To do
Starting at the top line and ending at the bottom one, repeat the entries exactly and drop every picture.

[Page and application data records]

══════

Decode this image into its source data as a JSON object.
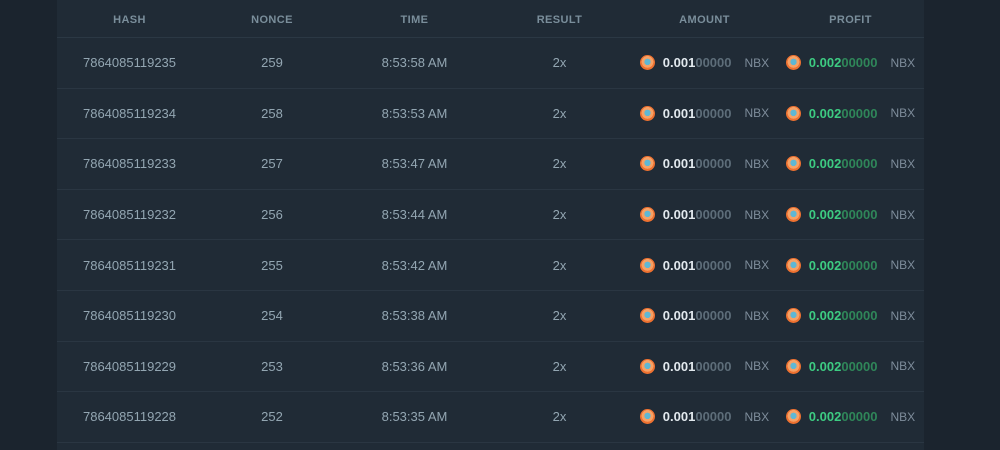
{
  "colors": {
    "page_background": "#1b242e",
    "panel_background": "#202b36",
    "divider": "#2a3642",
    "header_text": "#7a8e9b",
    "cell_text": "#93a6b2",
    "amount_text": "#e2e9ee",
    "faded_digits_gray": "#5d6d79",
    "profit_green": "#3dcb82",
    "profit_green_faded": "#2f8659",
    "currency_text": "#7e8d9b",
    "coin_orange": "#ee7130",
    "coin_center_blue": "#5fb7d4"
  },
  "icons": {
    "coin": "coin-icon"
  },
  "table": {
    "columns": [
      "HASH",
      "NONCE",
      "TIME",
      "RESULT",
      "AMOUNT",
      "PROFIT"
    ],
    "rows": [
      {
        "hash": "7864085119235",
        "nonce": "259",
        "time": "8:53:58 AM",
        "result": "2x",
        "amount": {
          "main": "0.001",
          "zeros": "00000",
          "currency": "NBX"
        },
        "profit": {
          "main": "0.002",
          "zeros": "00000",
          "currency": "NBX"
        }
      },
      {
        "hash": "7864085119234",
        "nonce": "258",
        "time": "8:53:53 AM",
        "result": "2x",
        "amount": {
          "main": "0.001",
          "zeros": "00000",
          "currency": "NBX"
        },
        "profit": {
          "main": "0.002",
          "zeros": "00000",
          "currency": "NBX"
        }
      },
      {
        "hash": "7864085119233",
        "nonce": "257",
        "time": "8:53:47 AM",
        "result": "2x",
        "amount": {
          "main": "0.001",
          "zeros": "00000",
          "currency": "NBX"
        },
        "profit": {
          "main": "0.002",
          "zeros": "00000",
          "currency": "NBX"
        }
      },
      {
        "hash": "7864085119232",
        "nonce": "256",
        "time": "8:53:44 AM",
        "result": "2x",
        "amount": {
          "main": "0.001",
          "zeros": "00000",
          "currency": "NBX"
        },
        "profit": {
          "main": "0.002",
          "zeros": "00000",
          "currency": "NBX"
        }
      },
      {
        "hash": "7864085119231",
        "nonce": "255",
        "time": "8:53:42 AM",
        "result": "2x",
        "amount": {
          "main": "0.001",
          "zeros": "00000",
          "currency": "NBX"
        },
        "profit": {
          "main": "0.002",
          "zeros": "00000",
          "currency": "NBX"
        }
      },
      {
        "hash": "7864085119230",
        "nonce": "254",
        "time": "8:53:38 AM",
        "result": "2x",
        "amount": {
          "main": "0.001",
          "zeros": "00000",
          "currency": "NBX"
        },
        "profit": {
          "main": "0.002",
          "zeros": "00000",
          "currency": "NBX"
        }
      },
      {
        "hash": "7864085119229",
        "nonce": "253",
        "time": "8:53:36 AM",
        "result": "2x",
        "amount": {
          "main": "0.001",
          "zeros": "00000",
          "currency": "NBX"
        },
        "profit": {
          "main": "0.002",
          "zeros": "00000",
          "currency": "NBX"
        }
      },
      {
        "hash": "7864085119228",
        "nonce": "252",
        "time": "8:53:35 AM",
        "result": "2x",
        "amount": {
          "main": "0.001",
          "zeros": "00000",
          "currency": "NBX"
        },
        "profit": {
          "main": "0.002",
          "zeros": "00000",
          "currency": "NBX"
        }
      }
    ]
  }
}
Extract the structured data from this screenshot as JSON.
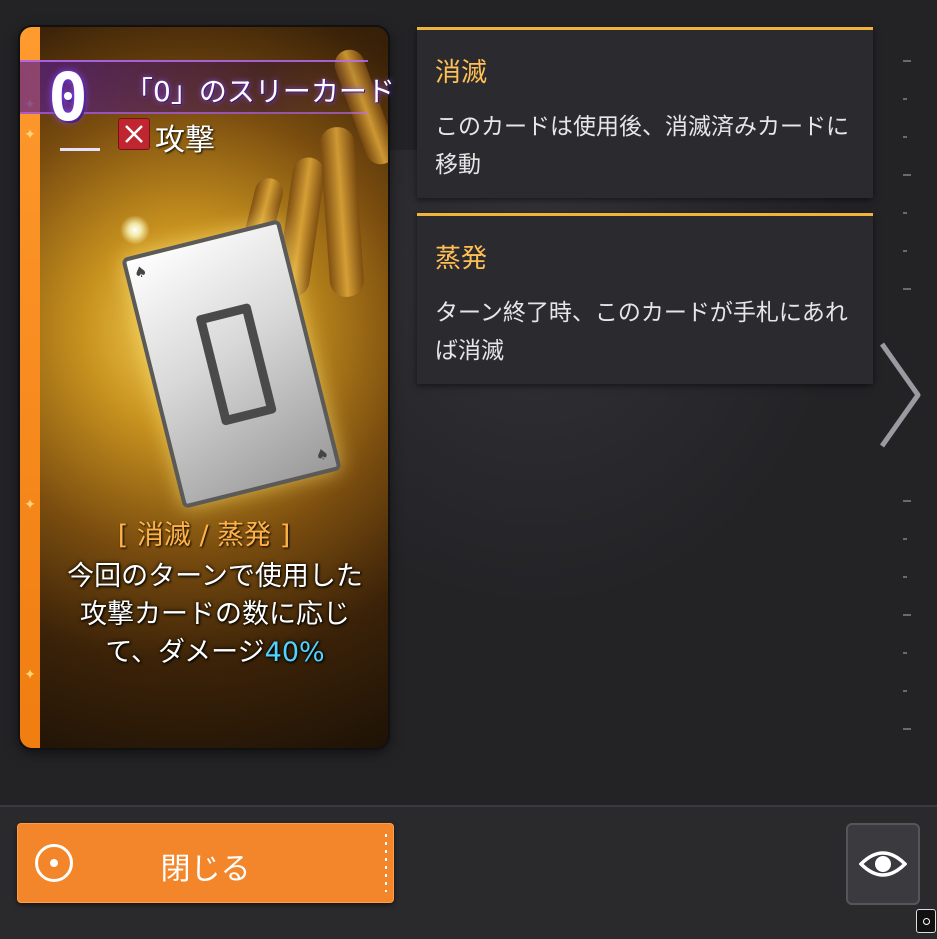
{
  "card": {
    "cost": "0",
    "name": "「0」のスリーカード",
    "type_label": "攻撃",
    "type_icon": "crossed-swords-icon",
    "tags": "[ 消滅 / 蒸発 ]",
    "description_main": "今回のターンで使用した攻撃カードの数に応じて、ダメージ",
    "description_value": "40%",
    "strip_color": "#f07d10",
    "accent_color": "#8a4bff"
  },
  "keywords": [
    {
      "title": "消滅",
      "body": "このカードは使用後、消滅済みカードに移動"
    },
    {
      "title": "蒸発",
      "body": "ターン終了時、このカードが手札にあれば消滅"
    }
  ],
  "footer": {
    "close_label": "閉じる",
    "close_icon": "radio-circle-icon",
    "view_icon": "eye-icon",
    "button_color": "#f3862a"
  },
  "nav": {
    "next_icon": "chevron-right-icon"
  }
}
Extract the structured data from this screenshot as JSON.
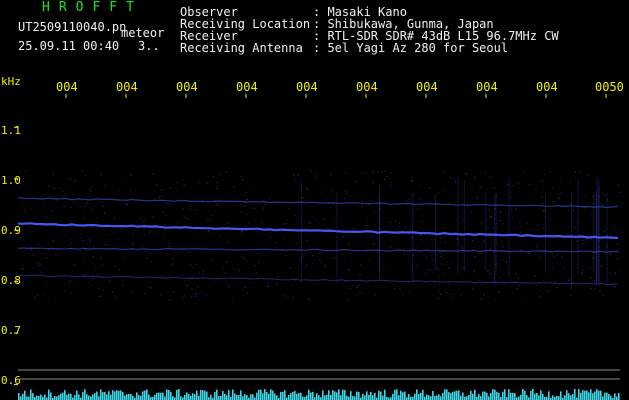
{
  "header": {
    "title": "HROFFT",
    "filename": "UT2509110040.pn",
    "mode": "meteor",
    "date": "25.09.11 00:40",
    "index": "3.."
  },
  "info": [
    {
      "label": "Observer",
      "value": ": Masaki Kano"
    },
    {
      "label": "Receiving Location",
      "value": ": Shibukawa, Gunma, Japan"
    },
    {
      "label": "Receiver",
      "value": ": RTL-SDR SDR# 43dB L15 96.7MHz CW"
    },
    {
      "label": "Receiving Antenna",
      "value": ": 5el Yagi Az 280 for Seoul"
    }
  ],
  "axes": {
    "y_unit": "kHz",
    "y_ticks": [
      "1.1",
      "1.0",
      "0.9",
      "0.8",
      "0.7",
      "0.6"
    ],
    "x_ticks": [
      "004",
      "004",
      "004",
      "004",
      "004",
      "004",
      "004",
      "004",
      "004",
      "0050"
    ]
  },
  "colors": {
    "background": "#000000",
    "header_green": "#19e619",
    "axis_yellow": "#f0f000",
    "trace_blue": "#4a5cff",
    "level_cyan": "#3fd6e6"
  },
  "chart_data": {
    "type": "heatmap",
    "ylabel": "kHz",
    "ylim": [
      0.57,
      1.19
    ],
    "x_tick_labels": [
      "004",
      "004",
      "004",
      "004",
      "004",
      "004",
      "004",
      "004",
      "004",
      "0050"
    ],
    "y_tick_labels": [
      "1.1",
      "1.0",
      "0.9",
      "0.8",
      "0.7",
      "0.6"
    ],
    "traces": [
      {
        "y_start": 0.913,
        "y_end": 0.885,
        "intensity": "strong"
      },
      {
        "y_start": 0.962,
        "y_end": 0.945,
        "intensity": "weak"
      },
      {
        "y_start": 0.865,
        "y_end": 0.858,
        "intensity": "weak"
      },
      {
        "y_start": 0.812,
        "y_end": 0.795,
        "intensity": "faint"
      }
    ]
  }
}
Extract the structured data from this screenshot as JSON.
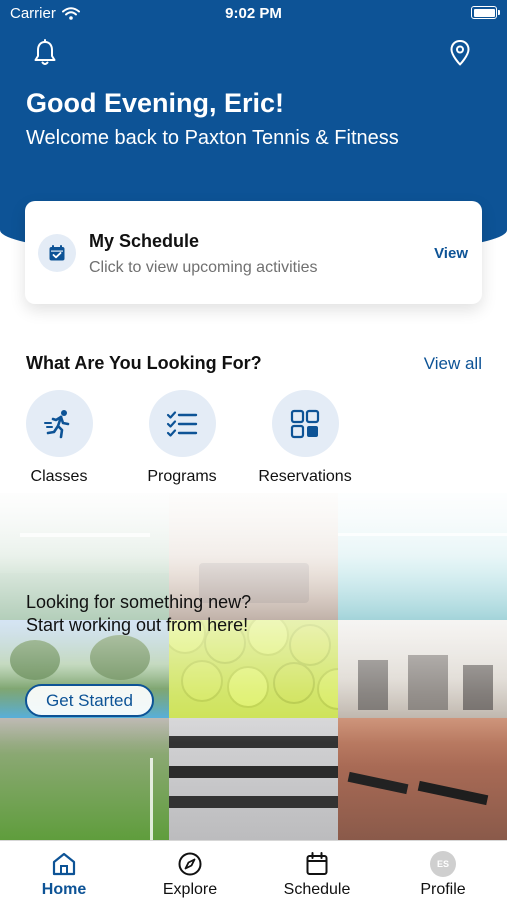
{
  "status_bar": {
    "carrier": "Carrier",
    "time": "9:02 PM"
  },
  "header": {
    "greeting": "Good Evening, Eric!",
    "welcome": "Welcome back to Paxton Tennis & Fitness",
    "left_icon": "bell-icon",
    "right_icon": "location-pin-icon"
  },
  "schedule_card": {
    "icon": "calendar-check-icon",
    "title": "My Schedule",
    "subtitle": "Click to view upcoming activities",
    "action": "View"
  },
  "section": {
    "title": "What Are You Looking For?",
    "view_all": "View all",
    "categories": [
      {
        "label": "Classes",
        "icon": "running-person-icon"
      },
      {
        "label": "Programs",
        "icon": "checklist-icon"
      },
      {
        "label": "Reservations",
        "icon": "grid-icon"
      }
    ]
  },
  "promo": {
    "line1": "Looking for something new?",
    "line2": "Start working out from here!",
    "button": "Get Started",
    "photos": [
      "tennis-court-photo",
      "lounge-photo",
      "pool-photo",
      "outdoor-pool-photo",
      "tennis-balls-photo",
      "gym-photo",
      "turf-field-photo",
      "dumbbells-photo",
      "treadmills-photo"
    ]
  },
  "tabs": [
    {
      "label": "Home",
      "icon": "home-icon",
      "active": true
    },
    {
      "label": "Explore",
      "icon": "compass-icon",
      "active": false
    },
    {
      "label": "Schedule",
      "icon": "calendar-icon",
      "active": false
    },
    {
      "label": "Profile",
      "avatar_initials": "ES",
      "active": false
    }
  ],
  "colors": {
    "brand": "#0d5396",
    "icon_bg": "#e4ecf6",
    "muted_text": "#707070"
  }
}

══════

Task answer
Decode this image into its source data as a JSON object.
{
  "colors": {
    "page_background": "#1b242e",
    "panel_background": "#202b36",
    "divider": "#2a3642",
    "header_text": "#7a8e9b",
    "cell_text": "#93a6b2",
    "amount_text": "#e2e9ee",
    "faded_digits_gray": "#5d6d79",
    "profit_green": "#3dcb82",
    "profit_green_faded": "#2f8659",
    "currency_text": "#7e8d9b",
    "coin_orange": "#ee7130",
    "coin_center_blue": "#5fb7d4"
  },
  "icons": {
    "coin": "coin-icon"
  },
  "table": {
    "columns": [
      "HASH",
      "NONCE",
      "TIME",
      "RESULT",
      "AMOUNT",
      "PROFIT"
    ],
    "rows": [
      {
        "hash": "7864085119235",
        "nonce": "259",
        "time": "8:53:58 AM",
        "result": "2x",
        "amount": {
          "main": "0.001",
          "zeros": "00000",
          "currency": "NBX"
        },
        "profit": {
          "main": "0.002",
          "zeros": "00000",
          "currency": "NBX"
        }
      },
      {
        "hash": "7864085119234",
        "nonce": "258",
        "time": "8:53:53 AM",
        "result": "2x",
        "amount": {
          "main": "0.001",
          "zeros": "00000",
          "currency": "NBX"
        },
        "profit": {
          "main": "0.002",
          "zeros": "00000",
          "currency": "NBX"
        }
      },
      {
        "hash": "7864085119233",
        "nonce": "257",
        "time": "8:53:47 AM",
        "result": "2x",
        "amount": {
          "main": "0.001",
          "zeros": "00000",
          "currency": "NBX"
        },
        "profit": {
          "main": "0.002",
          "zeros": "00000",
          "currency": "NBX"
        }
      },
      {
        "hash": "7864085119232",
        "nonce": "256",
        "time": "8:53:44 AM",
        "result": "2x",
        "amount": {
          "main": "0.001",
          "zeros": "00000",
          "currency": "NBX"
        },
        "profit": {
          "main": "0.002",
          "zeros": "00000",
          "currency": "NBX"
        }
      },
      {
        "hash": "7864085119231",
        "nonce": "255",
        "time": "8:53:42 AM",
        "result": "2x",
        "amount": {
          "main": "0.001",
          "zeros": "00000",
          "currency": "NBX"
        },
        "profit": {
          "main": "0.002",
          "zeros": "00000",
          "currency": "NBX"
        }
      },
      {
        "hash": "7864085119230",
        "nonce": "254",
        "time": "8:53:38 AM",
        "result": "2x",
        "amount": {
          "main": "0.001",
          "zeros": "00000",
          "currency": "NBX"
        },
        "profit": {
          "main": "0.002",
          "zeros": "00000",
          "currency": "NBX"
        }
      },
      {
        "hash": "7864085119229",
        "nonce": "253",
        "time": "8:53:36 AM",
        "result": "2x",
        "amount": {
          "main": "0.001",
          "zeros": "00000",
          "currency": "NBX"
        },
        "profit": {
          "main": "0.002",
          "zeros": "00000",
          "currency": "NBX"
        }
      },
      {
        "hash": "7864085119228",
        "nonce": "252",
        "time": "8:53:35 AM",
        "result": "2x",
        "amount": {
          "main": "0.001",
          "zeros": "00000",
          "currency": "NBX"
        },
        "profit": {
          "main": "0.002",
          "zeros": "00000",
          "currency": "NBX"
        }
      }
    ]
  }
}
Extract the structured data from this screenshot as JSON.
{
  "card": {
    "cost": "0",
    "name": "「0」のスリーカード",
    "type_label": "攻撃",
    "type_icon": "crossed-swords-icon",
    "tags": "[ 消滅 / 蒸発 ]",
    "description_main": "今回のターンで使用した攻撃カードの数に応じて、ダメージ",
    "description_value": "40%",
    "strip_color": "#f07d10",
    "accent_color": "#8a4bff"
  },
  "keywords": [
    {
      "title": "消滅",
      "body": "このカードは使用後、消滅済みカードに移動"
    },
    {
      "title": "蒸発",
      "body": "ターン終了時、このカードが手札にあれば消滅"
    }
  ],
  "footer": {
    "close_label": "閉じる",
    "close_icon": "radio-circle-icon",
    "view_icon": "eye-icon",
    "button_color": "#f3862a"
  },
  "nav": {
    "next_icon": "chevron-right-icon"
  }
}
Extract the structured data from this screenshot as JSON.
{
  "header": {
    "title": "HROFFT",
    "filename": "UT2509110040.pn",
    "mode": "meteor",
    "date": "25.09.11 00:40",
    "index": "3.."
  },
  "info": [
    {
      "label": "Observer",
      "value": ": Masaki Kano"
    },
    {
      "label": "Receiving Location",
      "value": ": Shibukawa, Gunma, Japan"
    },
    {
      "label": "Receiver",
      "value": ": RTL-SDR SDR# 43dB L15 96.7MHz CW"
    },
    {
      "label": "Receiving Antenna",
      "value": ": 5el Yagi Az 280 for Seoul"
    }
  ],
  "axes": {
    "y_unit": "kHz",
    "y_ticks": [
      "1.1",
      "1.0",
      "0.9",
      "0.8",
      "0.7",
      "0.6"
    ],
    "x_ticks": [
      "004",
      "004",
      "004",
      "004",
      "004",
      "004",
      "004",
      "004",
      "004",
      "0050"
    ]
  },
  "colors": {
    "background": "#000000",
    "header_green": "#19e619",
    "axis_yellow": "#f0f000",
    "trace_blue": "#4a5cff",
    "level_cyan": "#3fd6e6"
  },
  "chart_data": {
    "type": "heatmap",
    "ylabel": "kHz",
    "ylim": [
      0.57,
      1.19
    ],
    "x_tick_labels": [
      "004",
      "004",
      "004",
      "004",
      "004",
      "004",
      "004",
      "004",
      "004",
      "0050"
    ],
    "y_tick_labels": [
      "1.1",
      "1.0",
      "0.9",
      "0.8",
      "0.7",
      "0.6"
    ],
    "traces": [
      {
        "y_start": 0.913,
        "y_end": 0.885,
        "intensity": "strong"
      },
      {
        "y_start": 0.962,
        "y_end": 0.945,
        "intensity": "weak"
      },
      {
        "y_start": 0.865,
        "y_end": 0.858,
        "intensity": "weak"
      },
      {
        "y_start": 0.812,
        "y_end": 0.795,
        "intensity": "faint"
      }
    ]
  }
}
Extract the structured data from this screenshot as JSON.
{
  "status_bar": {
    "carrier": "Carrier",
    "time": "9:02 PM"
  },
  "header": {
    "greeting": "Good Evening, Eric!",
    "welcome": "Welcome back to Paxton Tennis & Fitness",
    "left_icon": "bell-icon",
    "right_icon": "location-pin-icon"
  },
  "schedule_card": {
    "icon": "calendar-check-icon",
    "title": "My Schedule",
    "subtitle": "Click to view upcoming activities",
    "action": "View"
  },
  "section": {
    "title": "What Are You Looking For?",
    "view_all": "View all",
    "categories": [
      {
        "label": "Classes",
        "icon": "running-person-icon"
      },
      {
        "label": "Programs",
        "icon": "checklist-icon"
      },
      {
        "label": "Reservations",
        "icon": "grid-icon"
      }
    ]
  },
  "promo": {
    "line1": "Looking for something new?",
    "line2": "Start working out from here!",
    "button": "Get Started",
    "photos": [
      "tennis-court-photo",
      "lounge-photo",
      "pool-photo",
      "outdoor-pool-photo",
      "tennis-balls-photo",
      "gym-photo",
      "turf-field-photo",
      "dumbbells-photo",
      "treadmills-photo"
    ]
  },
  "tabs": [
    {
      "label": "Home",
      "icon": "home-icon",
      "active": true
    },
    {
      "label": "Explore",
      "icon": "compass-icon",
      "active": false
    },
    {
      "label": "Schedule",
      "icon": "calendar-icon",
      "active": false
    },
    {
      "label": "Profile",
      "avatar_initials": "ES",
      "active": false
    }
  ],
  "colors": {
    "brand": "#0d5396",
    "icon_bg": "#e4ecf6",
    "muted_text": "#707070"
  }
}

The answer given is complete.